After centuries of use for the coronation of Hungary’s kings, this beautiful church provides a striking appearance for modern enjoyment and reverent prayer.
Visit the colorful Matthias Church (Mátyás-templom) on Castle Hill on the western Buda side of the Danube River. The current Roman Catholic church was built in the late 1200s but was turned into a mosque in the 1500s when the city was occupied by Turks. Architect Frigyes Schulek restored the Baroque style in the late 1800s. He retained some Gothic elements and added multicolor diamond roof tiles and gargoyles, creating the church’s distinctive appearance in the Budapest skyline.
Another element of Schulek’s project is the Fisherman’s Bastion surrounding the church. This sparkling white terrace has seven towers representing the seven tribes that settled in the Budapest area in 896. Follow the walking path and stairs to the terrace for a beautiful view of the Danube, Pest and the Citadella. Look for a 1906 bronze statue of Stephen I of Hungary who was the first king of Hungary and a staunch Catholic.
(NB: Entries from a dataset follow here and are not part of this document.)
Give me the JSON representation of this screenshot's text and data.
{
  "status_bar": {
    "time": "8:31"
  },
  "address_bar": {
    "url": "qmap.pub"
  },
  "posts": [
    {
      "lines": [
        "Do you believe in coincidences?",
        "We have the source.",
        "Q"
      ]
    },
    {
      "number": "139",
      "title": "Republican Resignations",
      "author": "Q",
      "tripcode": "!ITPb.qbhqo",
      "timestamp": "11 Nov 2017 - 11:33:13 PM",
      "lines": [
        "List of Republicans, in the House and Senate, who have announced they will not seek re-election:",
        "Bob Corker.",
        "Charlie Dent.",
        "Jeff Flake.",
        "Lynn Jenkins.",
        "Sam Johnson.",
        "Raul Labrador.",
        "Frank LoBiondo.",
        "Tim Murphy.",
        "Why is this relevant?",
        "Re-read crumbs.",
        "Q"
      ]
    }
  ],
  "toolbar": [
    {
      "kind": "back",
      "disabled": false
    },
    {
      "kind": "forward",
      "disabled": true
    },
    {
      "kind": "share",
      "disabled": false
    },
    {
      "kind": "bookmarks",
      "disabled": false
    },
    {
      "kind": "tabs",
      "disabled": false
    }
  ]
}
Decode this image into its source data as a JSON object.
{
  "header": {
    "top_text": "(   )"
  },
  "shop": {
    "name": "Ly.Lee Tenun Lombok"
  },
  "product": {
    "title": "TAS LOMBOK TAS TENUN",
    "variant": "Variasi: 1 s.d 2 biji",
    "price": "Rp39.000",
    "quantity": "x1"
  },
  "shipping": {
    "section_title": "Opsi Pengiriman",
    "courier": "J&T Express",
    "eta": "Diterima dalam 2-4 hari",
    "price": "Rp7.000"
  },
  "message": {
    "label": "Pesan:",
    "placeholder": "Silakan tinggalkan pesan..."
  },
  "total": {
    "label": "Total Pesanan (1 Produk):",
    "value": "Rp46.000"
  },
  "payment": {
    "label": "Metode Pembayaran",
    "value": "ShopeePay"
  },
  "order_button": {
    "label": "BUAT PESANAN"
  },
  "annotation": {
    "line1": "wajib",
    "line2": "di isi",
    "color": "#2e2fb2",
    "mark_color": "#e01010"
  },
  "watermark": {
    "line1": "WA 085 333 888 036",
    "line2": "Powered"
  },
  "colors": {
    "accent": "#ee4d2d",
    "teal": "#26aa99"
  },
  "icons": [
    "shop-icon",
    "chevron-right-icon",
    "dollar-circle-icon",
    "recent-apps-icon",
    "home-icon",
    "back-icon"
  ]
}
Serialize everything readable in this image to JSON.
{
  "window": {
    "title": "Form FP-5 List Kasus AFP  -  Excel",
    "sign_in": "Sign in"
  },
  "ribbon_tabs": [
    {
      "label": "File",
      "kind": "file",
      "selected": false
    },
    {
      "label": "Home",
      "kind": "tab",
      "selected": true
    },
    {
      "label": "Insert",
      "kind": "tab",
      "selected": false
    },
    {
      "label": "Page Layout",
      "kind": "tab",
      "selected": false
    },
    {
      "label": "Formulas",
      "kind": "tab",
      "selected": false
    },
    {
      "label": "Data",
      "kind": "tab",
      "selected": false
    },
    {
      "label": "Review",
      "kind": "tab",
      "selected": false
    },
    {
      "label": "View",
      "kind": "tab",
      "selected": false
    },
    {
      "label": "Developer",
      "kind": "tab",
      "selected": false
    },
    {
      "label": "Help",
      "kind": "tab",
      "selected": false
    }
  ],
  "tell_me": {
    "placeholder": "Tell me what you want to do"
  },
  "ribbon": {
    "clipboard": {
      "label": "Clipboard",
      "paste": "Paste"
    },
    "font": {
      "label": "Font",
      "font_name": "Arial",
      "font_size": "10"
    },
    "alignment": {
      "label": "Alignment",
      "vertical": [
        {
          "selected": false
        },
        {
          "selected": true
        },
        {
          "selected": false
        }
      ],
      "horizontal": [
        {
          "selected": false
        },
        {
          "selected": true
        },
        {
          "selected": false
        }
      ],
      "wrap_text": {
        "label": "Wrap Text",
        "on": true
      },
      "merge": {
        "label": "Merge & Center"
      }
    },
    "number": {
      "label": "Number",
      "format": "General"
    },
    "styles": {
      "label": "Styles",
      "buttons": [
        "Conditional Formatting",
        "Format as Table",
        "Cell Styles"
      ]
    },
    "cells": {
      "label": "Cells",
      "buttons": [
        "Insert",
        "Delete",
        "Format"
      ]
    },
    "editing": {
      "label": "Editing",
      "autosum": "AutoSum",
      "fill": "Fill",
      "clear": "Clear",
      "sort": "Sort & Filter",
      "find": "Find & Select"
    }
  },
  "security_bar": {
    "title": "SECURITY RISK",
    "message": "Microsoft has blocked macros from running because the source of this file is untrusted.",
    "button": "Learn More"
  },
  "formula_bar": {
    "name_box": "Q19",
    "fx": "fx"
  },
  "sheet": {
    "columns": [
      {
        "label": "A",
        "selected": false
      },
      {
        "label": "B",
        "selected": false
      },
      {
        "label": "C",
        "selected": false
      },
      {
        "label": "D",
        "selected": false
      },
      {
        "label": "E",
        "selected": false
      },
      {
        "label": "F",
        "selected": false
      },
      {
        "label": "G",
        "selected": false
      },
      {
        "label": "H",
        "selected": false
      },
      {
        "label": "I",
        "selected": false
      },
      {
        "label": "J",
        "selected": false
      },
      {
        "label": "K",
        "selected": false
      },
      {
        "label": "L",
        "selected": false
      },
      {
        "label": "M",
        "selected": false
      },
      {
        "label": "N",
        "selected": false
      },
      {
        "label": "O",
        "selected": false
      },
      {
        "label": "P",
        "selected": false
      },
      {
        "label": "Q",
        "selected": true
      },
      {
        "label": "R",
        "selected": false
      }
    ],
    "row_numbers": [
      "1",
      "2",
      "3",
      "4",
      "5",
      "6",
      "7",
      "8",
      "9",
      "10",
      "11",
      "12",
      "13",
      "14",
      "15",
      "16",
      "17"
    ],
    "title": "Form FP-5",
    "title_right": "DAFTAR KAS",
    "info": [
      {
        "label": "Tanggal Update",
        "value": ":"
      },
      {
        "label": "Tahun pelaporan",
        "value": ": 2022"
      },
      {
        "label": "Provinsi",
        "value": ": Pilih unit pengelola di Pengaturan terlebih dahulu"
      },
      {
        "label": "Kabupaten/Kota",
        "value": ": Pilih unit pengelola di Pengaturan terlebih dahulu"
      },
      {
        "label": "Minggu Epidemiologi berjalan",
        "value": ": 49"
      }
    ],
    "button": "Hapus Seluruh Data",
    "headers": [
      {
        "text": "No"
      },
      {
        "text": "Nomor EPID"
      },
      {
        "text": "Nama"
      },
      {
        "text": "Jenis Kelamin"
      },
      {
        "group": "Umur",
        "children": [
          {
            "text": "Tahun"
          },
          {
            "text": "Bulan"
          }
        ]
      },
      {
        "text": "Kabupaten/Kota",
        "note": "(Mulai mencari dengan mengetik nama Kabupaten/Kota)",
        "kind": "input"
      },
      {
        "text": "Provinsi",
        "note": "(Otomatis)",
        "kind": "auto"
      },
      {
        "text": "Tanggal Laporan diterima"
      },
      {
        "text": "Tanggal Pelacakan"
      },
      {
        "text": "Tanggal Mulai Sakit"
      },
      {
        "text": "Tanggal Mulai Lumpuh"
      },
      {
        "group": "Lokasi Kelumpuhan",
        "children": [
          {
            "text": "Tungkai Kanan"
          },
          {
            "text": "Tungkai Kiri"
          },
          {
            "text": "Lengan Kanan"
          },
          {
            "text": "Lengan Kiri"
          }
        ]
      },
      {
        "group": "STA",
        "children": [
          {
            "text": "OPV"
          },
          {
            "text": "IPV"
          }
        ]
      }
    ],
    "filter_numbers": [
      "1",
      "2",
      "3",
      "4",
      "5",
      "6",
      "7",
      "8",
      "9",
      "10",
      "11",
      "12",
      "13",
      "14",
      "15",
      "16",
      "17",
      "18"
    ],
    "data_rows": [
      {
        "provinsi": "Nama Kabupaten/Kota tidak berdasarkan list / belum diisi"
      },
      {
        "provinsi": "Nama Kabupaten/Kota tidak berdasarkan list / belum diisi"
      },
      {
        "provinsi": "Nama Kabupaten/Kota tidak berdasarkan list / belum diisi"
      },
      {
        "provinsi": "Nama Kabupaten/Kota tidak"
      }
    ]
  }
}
Inside the church, listen to the impressive organ. Attend Sunday’s Latin high mass to hear a talented choir performing with the organist. The church orchestra also performs throughout the year.
The church interior has gold-leaf frescoes and stained-glass windows. It includes the Ecclesiastical Art Museum, which contains medieval stone carvings, sacred relics and copies of the Hungarian coronation jewels and royal crown.
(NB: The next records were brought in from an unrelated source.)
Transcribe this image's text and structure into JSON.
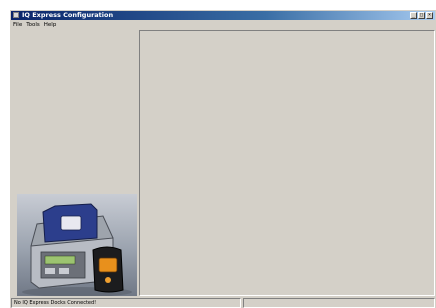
{
  "window": {
    "title": "IQ Express Configuration",
    "icon": "app-icon",
    "buttons": [
      "minimize-icon",
      "maximize-icon",
      "close-icon"
    ]
  },
  "menu": {
    "items": [
      {
        "label": "File"
      },
      {
        "label": "Tools"
      },
      {
        "label": "Help"
      }
    ]
  },
  "left_pane": {
    "image": "iq-express-dock-with-gas-detector-photo"
  },
  "status_bar": {
    "message": "No IQ Express Docks Connected!",
    "panel2": ""
  }
}
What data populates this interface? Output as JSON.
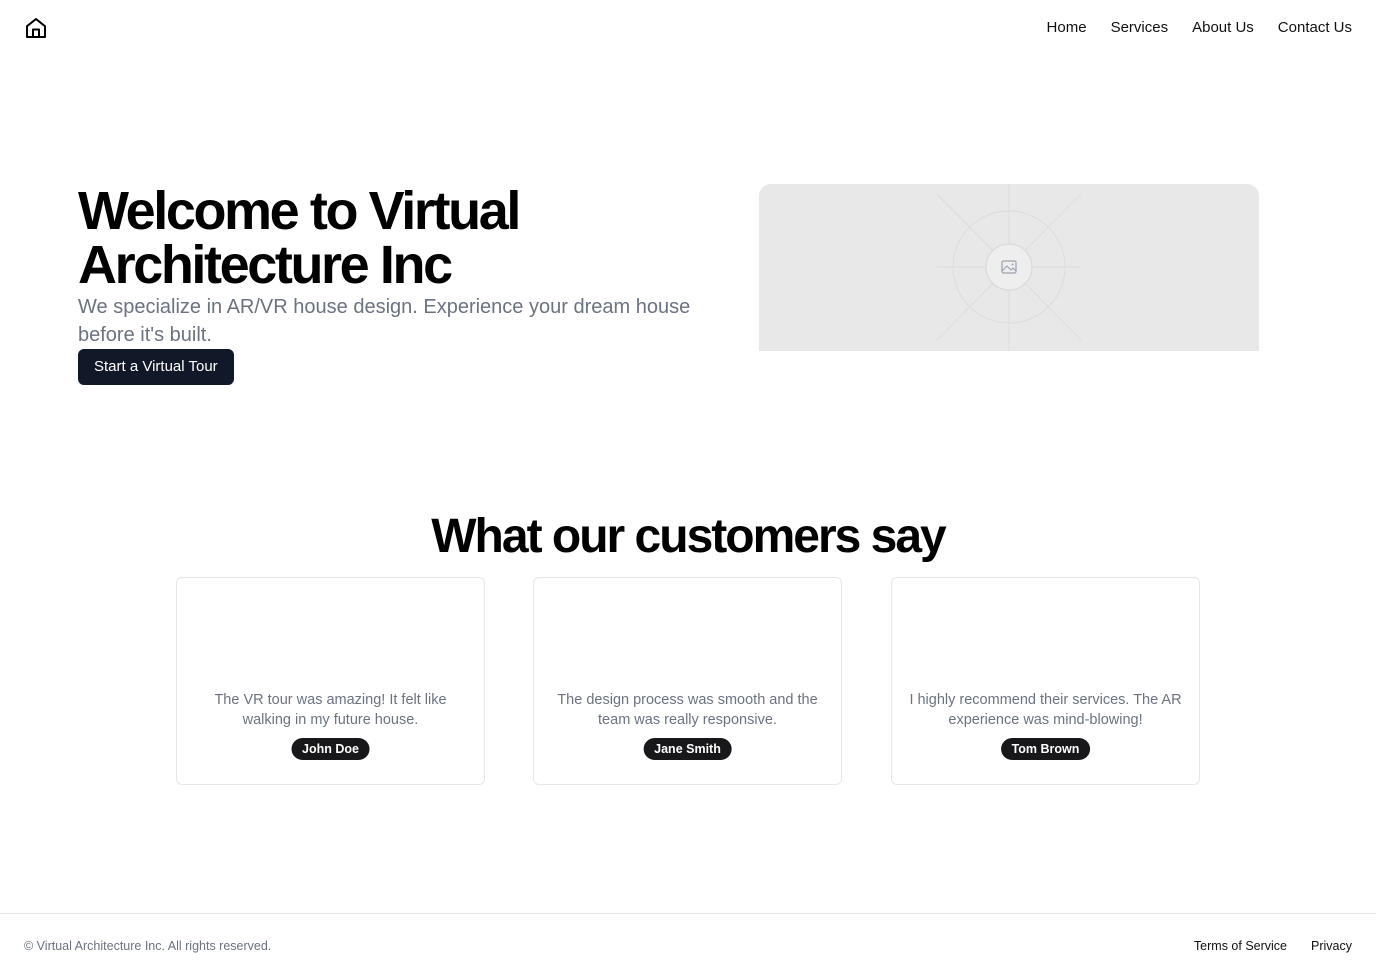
{
  "header": {
    "logo_icon": "home-icon",
    "nav": [
      {
        "label": "Home"
      },
      {
        "label": "Services"
      },
      {
        "label": "About Us"
      },
      {
        "label": "Contact Us"
      }
    ]
  },
  "hero": {
    "title": "Welcome to Virtual Architecture Inc",
    "subtitle": "We specialize in AR/VR house design. Experience your dream house before it's built.",
    "cta_label": "Start a Virtual Tour",
    "image_icon": "image-placeholder-icon"
  },
  "testimonials": {
    "title": "What our customers say",
    "items": [
      {
        "quote": "The VR tour was amazing! It felt like walking in my future house.",
        "name": "John Doe"
      },
      {
        "quote": "The design process was smooth and the team was really responsive.",
        "name": "Jane Smith"
      },
      {
        "quote": "I highly recommend their services. The AR experience was mind-blowing!",
        "name": "Tom Brown"
      }
    ]
  },
  "footer": {
    "copyright": "© Virtual Architecture Inc. All rights reserved.",
    "links": [
      {
        "label": "Terms of Service"
      },
      {
        "label": "Privacy"
      }
    ]
  },
  "colors": {
    "primary_button": "#111827",
    "badge": "#18181b",
    "muted_text": "#6b7280",
    "border": "#e5e7eb",
    "placeholder_bg": "#e8e8e8"
  }
}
There is no charge for entry to the church for the service, but tourists must purchase an entry ticket and abide by rules for respectful behavior; specifically, all entrants should have covered shoulders and men should not wear hats. Cell phones, smoking, eating, drinking and pets are not allowed. The church is normally open all day on weekdays, mornings on Saturdays and afternoons on Sundays. Audio guides in English are available to rent.
Take the Castle Bus to reach the Matthias Church. It is a very short but somewhat hilly walk to the church.